(Dataset rows describing interfaces)
=-=-=-=-=

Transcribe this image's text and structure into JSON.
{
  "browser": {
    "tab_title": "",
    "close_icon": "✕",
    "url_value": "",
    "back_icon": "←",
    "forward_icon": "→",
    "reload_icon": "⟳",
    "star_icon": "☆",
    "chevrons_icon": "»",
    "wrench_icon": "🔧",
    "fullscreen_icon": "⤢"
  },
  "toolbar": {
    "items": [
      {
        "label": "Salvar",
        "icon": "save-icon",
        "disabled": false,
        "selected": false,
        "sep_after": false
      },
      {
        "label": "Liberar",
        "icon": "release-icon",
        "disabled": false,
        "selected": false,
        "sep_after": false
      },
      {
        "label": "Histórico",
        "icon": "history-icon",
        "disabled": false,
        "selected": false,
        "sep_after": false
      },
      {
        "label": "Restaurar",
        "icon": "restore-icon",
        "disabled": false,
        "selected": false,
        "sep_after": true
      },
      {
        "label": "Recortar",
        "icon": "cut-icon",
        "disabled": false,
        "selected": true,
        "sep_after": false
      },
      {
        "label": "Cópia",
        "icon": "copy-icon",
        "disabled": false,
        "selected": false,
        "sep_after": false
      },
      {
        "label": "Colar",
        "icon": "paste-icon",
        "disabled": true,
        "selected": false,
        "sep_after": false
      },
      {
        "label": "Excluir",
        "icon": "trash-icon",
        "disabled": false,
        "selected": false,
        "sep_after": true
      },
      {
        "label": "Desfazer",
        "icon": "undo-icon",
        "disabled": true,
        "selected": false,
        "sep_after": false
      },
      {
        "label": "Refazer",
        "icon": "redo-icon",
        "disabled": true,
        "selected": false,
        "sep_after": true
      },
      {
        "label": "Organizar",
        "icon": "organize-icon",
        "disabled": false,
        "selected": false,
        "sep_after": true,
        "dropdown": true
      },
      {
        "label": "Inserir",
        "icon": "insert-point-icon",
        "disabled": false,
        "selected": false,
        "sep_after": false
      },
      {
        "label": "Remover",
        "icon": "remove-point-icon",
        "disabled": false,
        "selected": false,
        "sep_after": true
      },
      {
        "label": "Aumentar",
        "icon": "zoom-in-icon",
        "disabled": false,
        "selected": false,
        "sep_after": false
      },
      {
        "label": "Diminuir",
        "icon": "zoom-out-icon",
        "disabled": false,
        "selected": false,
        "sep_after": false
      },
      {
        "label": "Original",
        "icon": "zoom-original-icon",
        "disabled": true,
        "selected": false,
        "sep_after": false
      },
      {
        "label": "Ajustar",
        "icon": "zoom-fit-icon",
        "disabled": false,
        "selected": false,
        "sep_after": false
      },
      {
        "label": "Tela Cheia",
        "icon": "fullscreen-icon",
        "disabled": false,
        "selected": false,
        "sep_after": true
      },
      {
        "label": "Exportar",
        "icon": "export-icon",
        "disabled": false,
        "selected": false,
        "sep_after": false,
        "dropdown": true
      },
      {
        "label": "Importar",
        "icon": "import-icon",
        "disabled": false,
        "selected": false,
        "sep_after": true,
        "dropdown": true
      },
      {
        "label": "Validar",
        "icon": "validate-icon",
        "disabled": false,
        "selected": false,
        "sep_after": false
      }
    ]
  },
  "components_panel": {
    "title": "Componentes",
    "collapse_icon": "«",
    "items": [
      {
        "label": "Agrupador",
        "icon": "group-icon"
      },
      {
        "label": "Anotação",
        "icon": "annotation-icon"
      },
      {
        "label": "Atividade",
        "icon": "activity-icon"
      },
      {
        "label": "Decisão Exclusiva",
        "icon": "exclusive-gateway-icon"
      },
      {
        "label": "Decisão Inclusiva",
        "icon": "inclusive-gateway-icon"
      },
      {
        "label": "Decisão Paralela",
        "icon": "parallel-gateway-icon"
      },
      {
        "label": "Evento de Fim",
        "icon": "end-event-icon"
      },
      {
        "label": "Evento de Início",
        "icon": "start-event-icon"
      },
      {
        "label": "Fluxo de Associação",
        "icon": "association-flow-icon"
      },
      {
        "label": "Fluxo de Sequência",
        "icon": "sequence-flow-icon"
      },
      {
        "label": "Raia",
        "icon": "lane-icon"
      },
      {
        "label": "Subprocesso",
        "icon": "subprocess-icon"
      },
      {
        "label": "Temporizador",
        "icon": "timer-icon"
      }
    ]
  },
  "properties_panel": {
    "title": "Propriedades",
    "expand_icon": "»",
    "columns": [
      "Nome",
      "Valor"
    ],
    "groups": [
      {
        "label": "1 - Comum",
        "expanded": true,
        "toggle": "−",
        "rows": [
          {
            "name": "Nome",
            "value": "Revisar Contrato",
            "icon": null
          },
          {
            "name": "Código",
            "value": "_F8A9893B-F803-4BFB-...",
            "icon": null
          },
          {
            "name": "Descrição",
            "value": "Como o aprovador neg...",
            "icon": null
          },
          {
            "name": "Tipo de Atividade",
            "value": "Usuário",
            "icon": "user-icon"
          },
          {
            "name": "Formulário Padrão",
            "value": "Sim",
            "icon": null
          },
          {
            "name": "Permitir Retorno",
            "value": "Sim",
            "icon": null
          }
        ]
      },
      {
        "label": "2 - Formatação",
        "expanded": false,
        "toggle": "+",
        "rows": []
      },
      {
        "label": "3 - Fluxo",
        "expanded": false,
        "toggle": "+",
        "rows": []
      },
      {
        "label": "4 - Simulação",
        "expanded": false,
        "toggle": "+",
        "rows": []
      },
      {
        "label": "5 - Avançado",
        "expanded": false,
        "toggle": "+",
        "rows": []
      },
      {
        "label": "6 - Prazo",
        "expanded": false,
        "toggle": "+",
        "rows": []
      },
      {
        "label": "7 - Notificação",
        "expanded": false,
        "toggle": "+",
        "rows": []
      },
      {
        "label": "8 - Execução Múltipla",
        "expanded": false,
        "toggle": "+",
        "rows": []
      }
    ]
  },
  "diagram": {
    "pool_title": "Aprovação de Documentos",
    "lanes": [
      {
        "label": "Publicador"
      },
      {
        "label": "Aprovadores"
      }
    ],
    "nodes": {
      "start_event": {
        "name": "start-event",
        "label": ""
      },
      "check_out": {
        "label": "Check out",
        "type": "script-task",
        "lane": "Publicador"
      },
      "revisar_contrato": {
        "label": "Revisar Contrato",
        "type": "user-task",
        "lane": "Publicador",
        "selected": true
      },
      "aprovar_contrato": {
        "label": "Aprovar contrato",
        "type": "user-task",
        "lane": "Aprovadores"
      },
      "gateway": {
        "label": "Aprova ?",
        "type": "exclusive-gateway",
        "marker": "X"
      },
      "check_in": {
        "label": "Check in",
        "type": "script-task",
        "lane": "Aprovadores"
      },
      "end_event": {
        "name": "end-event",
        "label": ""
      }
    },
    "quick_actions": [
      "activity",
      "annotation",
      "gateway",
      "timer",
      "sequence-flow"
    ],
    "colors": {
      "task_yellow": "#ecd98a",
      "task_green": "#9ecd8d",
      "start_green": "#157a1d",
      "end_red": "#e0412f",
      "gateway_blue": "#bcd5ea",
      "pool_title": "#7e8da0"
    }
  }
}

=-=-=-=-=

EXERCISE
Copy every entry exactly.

EXERCISE SOLUTION
Transcribe this image's text and structure into JSON.
{
  "browser": {
    "tab_title": "",
    "close_icon": "✕",
    "url_value": "",
    "back_icon": "←",
    "forward_icon": "→",
    "reload_icon": "⟳",
    "star_icon": "☆",
    "chevrons_icon": "»",
    "wrench_icon": "🔧",
    "fullscreen_icon": "⤢"
  },
  "toolbar": {
    "items": [
      {
        "label": "Salvar",
        "icon": "save-icon",
        "disabled": false,
        "selected": false,
        "sep_after": false
      },
      {
        "label": "Liberar",
        "icon": "release-icon",
        "disabled": false,
        "selected": false,
        "sep_after": false
      },
      {
        "label": "Histórico",
        "icon": "history-icon",
        "disabled": false,
        "selected": false,
        "sep_after": false
      },
      {
        "label": "Restaurar",
        "icon": "restore-icon",
        "disabled": false,
        "selected": false,
        "sep_after": true
      },
      {
        "label": "Recortar",
        "icon": "cut-icon",
        "disabled": false,
        "selected": true,
        "sep_after": false
      },
      {
        "label": "Cópia",
        "icon": "copy-icon",
        "disabled": false,
        "selected": false,
        "sep_after": false
      },
      {
        "label": "Colar",
        "icon": "paste-icon",
        "disabled": true,
        "selected": false,
        "sep_after": false
      },
      {
        "label": "Excluir",
        "icon": "trash-icon",
        "disabled": false,
        "selected": false,
        "sep_after": true
      },
      {
        "label": "Desfazer",
        "icon": "undo-icon",
        "disabled": true,
        "selected": false,
        "sep_after": false
      },
      {
        "label": "Refazer",
        "icon": "redo-icon",
        "disabled": true,
        "selected": false,
        "sep_after": true
      },
      {
        "label": "Organizar",
        "icon": "organize-icon",
        "disabled": false,
        "selected": false,
        "sep_after": true,
        "dropdown": true
      },
      {
        "label": "Inserir",
        "icon": "insert-point-icon",
        "disabled": false,
        "selected": false,
        "sep_after": false
      },
      {
        "label": "Remover",
        "icon": "remove-point-icon",
        "disabled": false,
        "selected": false,
        "sep_after": true
      },
      {
        "label": "Aumentar",
        "icon": "zoom-in-icon",
        "disabled": false,
        "selected": false,
        "sep_after": false
      },
      {
        "label": "Diminuir",
        "icon": "zoom-out-icon",
        "disabled": false,
        "selected": false,
        "sep_after": false
      },
      {
        "label": "Original",
        "icon": "zoom-original-icon",
        "disabled": true,
        "selected": false,
        "sep_after": false
      },
      {
        "label": "Ajustar",
        "icon": "zoom-fit-icon",
        "disabled": false,
        "selected": false,
        "sep_after": false
      },
      {
        "label": "Tela Cheia",
        "icon": "fullscreen-icon",
        "disabled": false,
        "selected": false,
        "sep_after": true
      },
      {
        "label": "Exportar",
        "icon": "export-icon",
        "disabled": false,
        "selected": false,
        "sep_after": false,
        "dropdown": true
      },
      {
        "label": "Importar",
        "icon": "import-icon",
        "disabled": false,
        "selected": false,
        "sep_after": true,
        "dropdown": true
      },
      {
        "label": "Validar",
        "icon": "validate-icon",
        "disabled": false,
        "selected": false,
        "sep_after": false
      }
    ]
  },
  "components_panel": {
    "title": "Componentes",
    "collapse_icon": "«",
    "items": [
      {
        "label": "Agrupador",
        "icon": "group-icon"
      },
      {
        "label": "Anotação",
        "icon": "annotation-icon"
      },
      {
        "label": "Atividade",
        "icon": "activity-icon"
      },
      {
        "label": "Decisão Exclusiva",
        "icon": "exclusive-gateway-icon"
      },
      {
        "label": "Decisão Inclusiva",
        "icon": "inclusive-gateway-icon"
      },
      {
        "label": "Decisão Paralela",
        "icon": "parallel-gateway-icon"
      },
      {
        "label": "Evento de Fim",
        "icon": "end-event-icon"
      },
      {
        "label": "Evento de Início",
        "icon": "start-event-icon"
      },
      {
        "label": "Fluxo de Associação",
        "icon": "association-flow-icon"
      },
      {
        "label": "Fluxo de Sequência",
        "icon": "sequence-flow-icon"
      },
      {
        "label": "Raia",
        "icon": "lane-icon"
      },
      {
        "label": "Subprocesso",
        "icon": "subprocess-icon"
      },
      {
        "label": "Temporizador",
        "icon": "timer-icon"
      }
    ]
  },
  "properties_panel": {
    "title": "Propriedades",
    "expand_icon": "»",
    "columns": [
      "Nome",
      "Valor"
    ],
    "groups": [
      {
        "label": "1 - Comum",
        "expanded": true,
        "toggle": "−",
        "rows": [
          {
            "name": "Nome",
            "value": "Revisar Contrato",
            "icon": null
          },
          {
            "name": "Código",
            "value": "_F8A9893B-F803-4BFB-...",
            "icon": null
          },
          {
            "name": "Descrição",
            "value": "Como o aprovador neg...",
            "icon": null
          },
          {
            "name": "Tipo de Atividade",
            "value": "Usuário",
            "icon": "user-icon"
          },
          {
            "name": "Formulário Padrão",
            "value": "Sim",
            "icon": null
          },
          {
            "name": "Permitir Retorno",
            "value": "Sim",
            "icon": null
          }
        ]
      },
      {
        "label": "2 - Formatação",
        "expanded": false,
        "toggle": "+",
        "rows": []
      },
      {
        "label": "3 - Fluxo",
        "expanded": false,
        "toggle": "+",
        "rows": []
      },
      {
        "label": "4 - Simulação",
        "expanded": false,
        "toggle": "+",
        "rows": []
      },
      {
        "label": "5 - Avançado",
        "expanded": false,
        "toggle": "+",
        "rows": []
      },
      {
        "label": "6 - Prazo",
        "expanded": false,
        "toggle": "+",
        "rows": []
      },
      {
        "label": "7 - Notificação",
        "expanded": false,
        "toggle": "+",
        "rows": []
      },
      {
        "label": "8 - Execução Múltipla",
        "expanded": false,
        "toggle": "+",
        "rows": []
      }
    ]
  },
  "diagram": {
    "pool_title": "Aprovação de Documentos",
    "lanes": [
      {
        "label": "Publicador"
      },
      {
        "label": "Aprovadores"
      }
    ],
    "nodes": {
      "start_event": {
        "name": "start-event",
        "label": ""
      },
      "check_out": {
        "label": "Check out",
        "type": "script-task",
        "lane": "Publicador"
      },
      "revisar_contrato": {
        "label": "Revisar Contrato",
        "type": "user-task",
        "lane": "Publicador",
        "selected": true
      },
      "aprovar_contrato": {
        "label": "Aprovar contrato",
        "type": "user-task",
        "lane": "Aprovadores"
      },
      "gateway": {
        "label": "Aprova ?",
        "type": "exclusive-gateway",
        "marker": "X"
      },
      "check_in": {
        "label": "Check in",
        "type": "script-task",
        "lane": "Aprovadores"
      },
      "end_event": {
        "name": "end-event",
        "label": ""
      }
    },
    "quick_actions": [
      "activity",
      "annotation",
      "gateway",
      "timer",
      "sequence-flow"
    ],
    "colors": {
      "task_yellow": "#ecd98a",
      "task_green": "#9ecd8d",
      "start_green": "#157a1d",
      "end_red": "#e0412f",
      "gateway_blue": "#bcd5ea",
      "pool_title": "#7e8da0"
    }
  }
}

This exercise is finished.